Obviously, a lot of people helped in getting Notepad to run under Wine.
There is nothing as glorious as opening up a terminal session on my spare Ubuntu laptop and log right into my server. That is, without downloading either Putty or a host of other MingW/Cygwin utilities on Windows. You guessed it: My main Windows computer is out of working order and until then, I’ll be working on my “Ubuntus b0xen”. No Steam games, no iPod Touch no nothing. Not that I miss iTunes.
There’s actually no real excuse for me not using this Ubuntu laptop more often: both Firefox and Chrome work like a charm and appear to be faster. I never really had problems using OpenOffice or VLC (remember this is a 512 MB Centrino laptop) nor did I ever run into heavy multi-tasking issues when programming.

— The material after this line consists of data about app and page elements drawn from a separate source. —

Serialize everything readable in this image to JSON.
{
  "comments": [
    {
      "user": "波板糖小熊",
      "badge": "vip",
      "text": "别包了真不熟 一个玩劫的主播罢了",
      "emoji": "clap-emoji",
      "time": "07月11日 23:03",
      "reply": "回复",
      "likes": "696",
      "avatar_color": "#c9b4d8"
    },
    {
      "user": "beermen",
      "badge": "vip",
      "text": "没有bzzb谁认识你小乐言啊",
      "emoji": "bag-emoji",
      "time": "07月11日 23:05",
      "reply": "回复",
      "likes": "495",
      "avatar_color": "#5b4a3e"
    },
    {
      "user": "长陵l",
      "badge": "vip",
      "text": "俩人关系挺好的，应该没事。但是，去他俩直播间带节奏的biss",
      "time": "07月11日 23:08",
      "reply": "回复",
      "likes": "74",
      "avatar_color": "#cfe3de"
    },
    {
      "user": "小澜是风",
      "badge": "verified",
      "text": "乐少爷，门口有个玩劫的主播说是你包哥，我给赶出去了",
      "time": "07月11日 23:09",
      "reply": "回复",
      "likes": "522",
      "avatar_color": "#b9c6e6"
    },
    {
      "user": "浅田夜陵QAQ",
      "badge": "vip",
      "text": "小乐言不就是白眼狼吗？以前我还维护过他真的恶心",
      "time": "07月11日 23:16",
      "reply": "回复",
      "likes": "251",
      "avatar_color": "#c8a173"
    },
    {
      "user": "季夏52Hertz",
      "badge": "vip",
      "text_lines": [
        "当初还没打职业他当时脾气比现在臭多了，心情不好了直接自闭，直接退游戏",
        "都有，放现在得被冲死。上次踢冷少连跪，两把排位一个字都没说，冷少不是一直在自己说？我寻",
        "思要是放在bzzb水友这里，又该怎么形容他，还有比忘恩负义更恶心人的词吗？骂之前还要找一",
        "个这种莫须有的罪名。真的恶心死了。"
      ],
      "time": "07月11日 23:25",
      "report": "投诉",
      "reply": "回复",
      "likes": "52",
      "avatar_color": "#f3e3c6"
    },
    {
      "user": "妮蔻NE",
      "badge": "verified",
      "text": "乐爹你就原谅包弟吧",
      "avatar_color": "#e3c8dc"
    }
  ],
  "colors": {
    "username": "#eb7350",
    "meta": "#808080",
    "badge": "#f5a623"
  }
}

I noticed that ever since I upgraded to Ubuntu 9.10, MonoDevelop 2.0 was added as the default package, which is something I have not touched for ages (I run a development version of MonoDevelop).
This reminds me that my favourite photoeditor, RawTherapee has officially become open-source, and yes, it runs very well on this machine. I have to admit that it looks weird running it in 1024×768 resolution, but as long as it works and I can get my raw photos to work.
So, with Autumn slowly taking care of the leafs of the trees on our property, the spiders disappearing one by one, a couple of thoughts from computers to the personal stuff:
I like Autumn. In our younger years, our teachers always insisted that Spring marked the start of a new year. I always thought they were wrong and that the actual start of a new year starts around this month. Time to rake up the dead and the forgotten.
Alfons forwarded me a youtube video of the (old) DDR national anthem, ‘Auferstanden aus Ruinen’, which was composed by Hanns Eisler, a protégées and student of the great composer Arnold Schoenberg. Complex and intricate music: Obviously there’s a link between this composition and his
‘Dr Faustus’ Goethe Rhapsodie work. I’ve been planning to add Eisler to my ‘Past the Bridge’ collection of sound fragments. I would not be surprised if a lot of Germans get nostalgic if they hear that anthem.
I worked a bit on my Ubuntu box: I have no idea why the ‘graying’ part was added to Ubuntu (or if this is actually part of X), but I cannot tolerate it (basically, if a program is busy or has 100% CPU, it will temporarily ‘gray out’. It makes it appear that Ubuntu is bad at multi-tasking, which it definitely isn’t.
On Windows, I’ve been solely using Google’s Chrome browser, leaving my Firefox copy at bay: Firefox only gets into action if I need to confirm that Chrome’s cache-loading-stuff has gone amuck again. Yesterday, for example we suddenly lost connection to the Internets and when Chrome decided to go into indefinite looping mode (it does that particularly when its internal cache is screwed up), I started up Firefox only to run into the pretty dialog shown above (or on the right). It seems that Firefox’s updater requires a persistent connection nowadays. What happened to ‘working offline’ if no connection was found?
On my Linux/Ubuntu desktop machine, I use a combination of browsers, of course: On Gnome, Firefox is the main browser and yes, Opera is good second. When I log into KDE, Konqueror is my default browser: Though, with all this Flash stuff (and the Konqueror hang-ups), I always have Firefox ‘on the ready’.
This reminds me that I find Firefox a lot more ‘faster’ on Ubuntu than on Windows (XP/Vista), even if you consider the fact that the Ubuntu machine runs on 2005 hardware (Centrino, 512 MB, yadda-yadda). If you recall, earlier Firefox 3 (beta) releases for Ubuntu were disasters mainly because obscure SQLite transactions happening in the background of a browsing session (earlier here). However, since Chrome for Linux is officially still Alpha (if you’ve seen the images you know what I mean), there’s no rush to switch browsers on the Linux platform.